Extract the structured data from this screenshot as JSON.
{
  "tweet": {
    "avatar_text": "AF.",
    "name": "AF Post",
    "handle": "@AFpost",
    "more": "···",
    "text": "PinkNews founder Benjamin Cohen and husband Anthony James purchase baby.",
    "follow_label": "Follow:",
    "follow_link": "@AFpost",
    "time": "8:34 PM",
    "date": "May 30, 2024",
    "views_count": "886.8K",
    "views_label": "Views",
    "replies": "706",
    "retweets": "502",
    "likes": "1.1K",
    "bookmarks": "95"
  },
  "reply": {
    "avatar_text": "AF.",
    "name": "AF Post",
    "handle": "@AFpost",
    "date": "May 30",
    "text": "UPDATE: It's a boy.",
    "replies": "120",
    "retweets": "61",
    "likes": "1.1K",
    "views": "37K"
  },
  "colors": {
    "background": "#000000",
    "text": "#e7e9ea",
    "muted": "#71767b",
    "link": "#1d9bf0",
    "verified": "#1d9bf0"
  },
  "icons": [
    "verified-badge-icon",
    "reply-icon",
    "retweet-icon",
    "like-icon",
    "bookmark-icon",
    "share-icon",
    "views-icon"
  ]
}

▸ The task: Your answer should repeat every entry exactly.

▸ Answer area:
Extract the structured data from this screenshot as JSON.
{
  "tweet": {
    "avatar_text": "AF.",
    "name": "AF Post",
    "handle": "@AFpost",
    "more": "···",
    "text": "PinkNews founder Benjamin Cohen and husband Anthony James purchase baby.",
    "follow_label": "Follow:",
    "follow_link": "@AFpost",
    "time": "8:34 PM",
    "date": "May 30, 2024",
    "views_count": "886.8K",
    "views_label": "Views",
    "replies": "706",
    "retweets": "502",
    "likes": "1.1K",
    "bookmarks": "95"
  },
  "reply": {
    "avatar_text": "AF.",
    "name": "AF Post",
    "handle": "@AFpost",
    "date": "May 30",
    "text": "UPDATE: It's a boy.",
    "replies": "120",
    "retweets": "61",
    "likes": "1.1K",
    "views": "37K"
  },
  "colors": {
    "background": "#000000",
    "text": "#e7e9ea",
    "muted": "#71767b",
    "link": "#1d9bf0",
    "verified": "#1d9bf0"
  },
  "icons": [
    "verified-badge-icon",
    "reply-icon",
    "retweet-icon",
    "like-icon",
    "bookmark-icon",
    "share-icon",
    "views-icon"
  ]
}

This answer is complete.